His wife, “60 Minutes” correspondent Leslie Stahl, said it was taking place at Gilli in Houston in the late 1970s. Identifying the cultural movement was his favorite achievement.
LOS ANGELES:- Aaron Latham, a screenwriter, journalist, and author, whose Esquire magazine story inspired the 1980 smash “Urban Cowboy”. He died on July 23 in Pennsylvania from complications from Parkinson’s disease. He was 78 years old.
Latham married to “60 Minutes” correspondent Leslie Stahl. He died at Bryn Mawr Hospital in Bryn Mawr Pa. Stahl and the couple’s daughter, Taylor Stahl Latham, producer of the Apple TV+ drama “Servant,” accompanied him.
A Good Start as a Writer at The Washington Post

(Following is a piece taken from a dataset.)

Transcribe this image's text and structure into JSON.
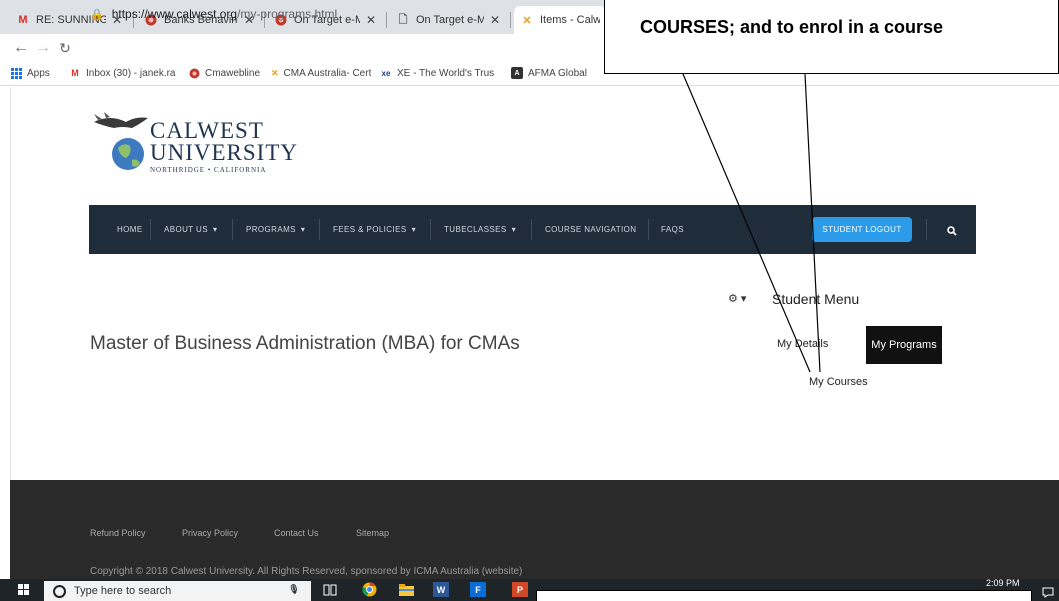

“He loved two things. He loved being a writer and he loved being a father.” Stahl told Variety, noting that he got a good start as a writer at The Washington Post And from there move on to even greater achievements.
Also inspired about the aerobics exercise craze
A Texas native, Latham known for writing novels set in the Old West. His magazine journalism also inspired the 1985 film “Perfect,” about the aerobics exercise craze of the moment. The film reunited Latham with the “Urban Cowboys” team of screenwriter-director James Bridges and star John Travolta. He was also involve in the 1993 film “The Program”. It starred James Caan, Halle Berry and Omar Epps and focused on the season of a fictional college football team.
Latham’s novels include 2001’s “Code of the West”, which transfers the legend of King Arthur to Hardscrabble Texas, and 2004’s “The Cowboy with the Tiffany Gun”.
His life as a screenwriter was very rich.
Stahl says that Latham was earlier an intellectual. He received his PhD at Princeton with a dissertation that he wrote about F. Scott Fitzgerald in Hollywood. “Hollywood was in his head even that long ago,” Stahl said, even as he took a winding path to make his mark on screen. “I think his life as a journalist, as a playwright, as a screenwriter was very rich.”
His interest in writing Latham West began at an early age.
Latham grew up in West Texas, where his interest in writing began at an early age. He commented in a Texas Monthly article that as a child he would make “stories in the form of cartoons”. Then, regarding his decision to take up writing as a career, he said that he raised “with the idea that writers were the great heroes of the world, and I wanted to be my mother’s hero.”
Famous Gilli’s Nightclubs Outside Houston
Latham was buried in Spur, Texas. Joe is in a small town about 75 minutes outside of Lubbock, the character played by Travolta in “Urban Cowboy”. Stahl told Variety that Latham considered “Urban Cowboys” his favorite achievement—the cultural moment he identified as unfolding at the famous Gilly’s nightclub outside Houston. Stahl and Stahl Latham played the film’s soundtrack for him in his final hours.
In addition to writing books, Latham also contributed to publications such as The New York Times, Rolling Stone, and Esquire.